The idea is to allow apprentices to spend time in small and large organisations.
Back in 2011 the old Tory administration invested £30,000 into recruiting and placing apprentices and interns with small and medium-sized companies.
The deal, which offered £1,000 cash to employers to take someone on, will be looked at again.
Talks will take place with the college of technology, university and county council over greater city involvement in helping those who leave find employment.
The masterplan, drafted in 2011, is a little-known document which aims to entice developers to invest in the city.
It lists thriving Sunday markets, better promotion of Worcester’s history and improving retail in the High Street as key aims for the future.
But there has long been concerns the plan lacks detail and isn’t being used to encourage investors new to Worcester to submit a planning application.

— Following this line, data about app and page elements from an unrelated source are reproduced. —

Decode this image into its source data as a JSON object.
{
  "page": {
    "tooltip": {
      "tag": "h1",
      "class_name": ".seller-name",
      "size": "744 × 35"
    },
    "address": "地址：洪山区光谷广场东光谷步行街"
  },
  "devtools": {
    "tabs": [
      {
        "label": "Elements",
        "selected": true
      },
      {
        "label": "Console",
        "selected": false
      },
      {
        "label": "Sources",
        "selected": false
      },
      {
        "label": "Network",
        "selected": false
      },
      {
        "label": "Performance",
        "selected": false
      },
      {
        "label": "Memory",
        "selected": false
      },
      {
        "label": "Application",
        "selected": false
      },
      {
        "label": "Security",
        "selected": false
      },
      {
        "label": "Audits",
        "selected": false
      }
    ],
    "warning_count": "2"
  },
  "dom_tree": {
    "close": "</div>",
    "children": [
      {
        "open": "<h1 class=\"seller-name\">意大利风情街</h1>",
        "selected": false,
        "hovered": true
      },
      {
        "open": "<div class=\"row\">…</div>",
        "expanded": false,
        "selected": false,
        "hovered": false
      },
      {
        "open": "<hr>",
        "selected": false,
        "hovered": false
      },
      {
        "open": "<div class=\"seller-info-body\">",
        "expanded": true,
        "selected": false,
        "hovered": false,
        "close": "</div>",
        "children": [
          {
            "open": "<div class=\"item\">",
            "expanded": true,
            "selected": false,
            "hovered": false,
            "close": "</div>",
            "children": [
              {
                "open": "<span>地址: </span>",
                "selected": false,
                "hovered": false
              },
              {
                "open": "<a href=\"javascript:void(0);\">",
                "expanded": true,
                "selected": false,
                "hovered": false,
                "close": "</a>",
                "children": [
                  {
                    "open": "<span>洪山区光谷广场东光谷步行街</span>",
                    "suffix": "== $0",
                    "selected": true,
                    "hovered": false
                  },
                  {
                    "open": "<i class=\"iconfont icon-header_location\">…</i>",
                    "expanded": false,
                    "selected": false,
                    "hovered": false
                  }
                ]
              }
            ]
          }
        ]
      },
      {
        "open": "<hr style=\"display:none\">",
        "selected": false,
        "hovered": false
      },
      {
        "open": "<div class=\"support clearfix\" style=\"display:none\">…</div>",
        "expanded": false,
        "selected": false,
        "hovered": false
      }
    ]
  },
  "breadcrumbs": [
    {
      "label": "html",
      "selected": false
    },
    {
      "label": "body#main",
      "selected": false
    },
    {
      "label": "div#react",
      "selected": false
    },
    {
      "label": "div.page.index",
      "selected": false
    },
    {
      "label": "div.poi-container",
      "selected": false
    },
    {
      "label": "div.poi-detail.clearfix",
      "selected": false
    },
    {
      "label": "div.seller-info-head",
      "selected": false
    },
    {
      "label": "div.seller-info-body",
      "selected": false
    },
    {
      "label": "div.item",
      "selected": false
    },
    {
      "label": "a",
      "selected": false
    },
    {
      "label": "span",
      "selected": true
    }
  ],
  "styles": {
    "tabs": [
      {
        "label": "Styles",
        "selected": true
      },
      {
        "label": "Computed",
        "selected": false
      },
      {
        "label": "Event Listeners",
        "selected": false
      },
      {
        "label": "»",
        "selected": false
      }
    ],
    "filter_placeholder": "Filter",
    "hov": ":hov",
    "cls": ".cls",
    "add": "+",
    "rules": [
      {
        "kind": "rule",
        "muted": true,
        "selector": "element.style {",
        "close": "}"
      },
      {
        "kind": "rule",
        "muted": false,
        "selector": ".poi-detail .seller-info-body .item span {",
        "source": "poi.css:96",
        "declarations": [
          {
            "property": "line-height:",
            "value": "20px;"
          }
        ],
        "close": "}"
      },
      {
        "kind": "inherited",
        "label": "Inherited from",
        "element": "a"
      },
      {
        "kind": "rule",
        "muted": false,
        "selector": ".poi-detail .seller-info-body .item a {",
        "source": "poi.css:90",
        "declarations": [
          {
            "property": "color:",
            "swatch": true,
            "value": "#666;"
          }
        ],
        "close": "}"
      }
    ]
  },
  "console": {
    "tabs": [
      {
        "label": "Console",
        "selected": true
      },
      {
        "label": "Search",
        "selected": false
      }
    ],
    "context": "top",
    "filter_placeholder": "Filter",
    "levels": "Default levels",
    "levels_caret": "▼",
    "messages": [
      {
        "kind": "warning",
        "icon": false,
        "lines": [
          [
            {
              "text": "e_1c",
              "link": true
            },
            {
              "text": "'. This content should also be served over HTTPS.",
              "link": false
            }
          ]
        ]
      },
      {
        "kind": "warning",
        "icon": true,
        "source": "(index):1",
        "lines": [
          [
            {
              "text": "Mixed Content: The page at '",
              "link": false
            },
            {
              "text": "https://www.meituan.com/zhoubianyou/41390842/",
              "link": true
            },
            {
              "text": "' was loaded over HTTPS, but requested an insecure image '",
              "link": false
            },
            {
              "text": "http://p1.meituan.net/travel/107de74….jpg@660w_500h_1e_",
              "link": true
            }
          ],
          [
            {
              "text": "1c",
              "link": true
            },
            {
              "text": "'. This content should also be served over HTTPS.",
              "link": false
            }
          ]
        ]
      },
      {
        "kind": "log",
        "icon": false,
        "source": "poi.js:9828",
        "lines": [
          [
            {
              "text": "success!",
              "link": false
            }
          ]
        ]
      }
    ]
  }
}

The plan will be re-launched in about six months and become the key blueprint for the outside world about where to invest.
This time around, they aim to drum up as much publicity about it as possible.
Tackling congestion – and a general perception Worcester has it worse than other areas – will be a major focus.
Part of a review into it will include parking charges, which were slashed as low as 40p for half an hour by the Tory leadership.
It will also include talks with the county council over how to increase cycling, improve bus routes and what roads investment is needed, beyond the old problem of the A4440 Southern Link Road.
A new consortium has also been established between councillors and business leaders to get their input on what the priorities should be.
It includes Councillor Adrian Hardman, the county council leader, given the fact his authority has ultimate responsibility over travel.
CITY COUNCIL BUILDINGS
A review has started about the various buildings the city council owns, to see what scope there is for selling pieces off or making better use of it.
The new leadership believes there is potential for outside organisations to take up some space given the jobs cuts in recent years.
That could involve closer working with West Mercia Police, which is currently looking to make changes to property of its own, and the NHS, but will not be confined purely to the public sector.
More details are expected to emerge over the coming months about any options the council could pursue.
Any deals with firms could give the council a timely income stream.
Finance chiefs estimate £1.2 million needs to be shaved off spending by 2015 due to Government funding woes – but there are fears it could go higher.
Coun Gregson says he would “not be shocked” if the end figure doubles, given the soundbites coming out of the Coalition on public spending.
All staff have been briefed on the situation, and have been told there is no guarantee jobs will be safe in the event of reduced central funding.
Roadshows have been taken place in recent weeks asking the public for their views on where spending should fall, and the feedback will form a central plank of next year’s budget.
Coun Gregson has also taken the step of asking all staff for their ideas on how to save cash.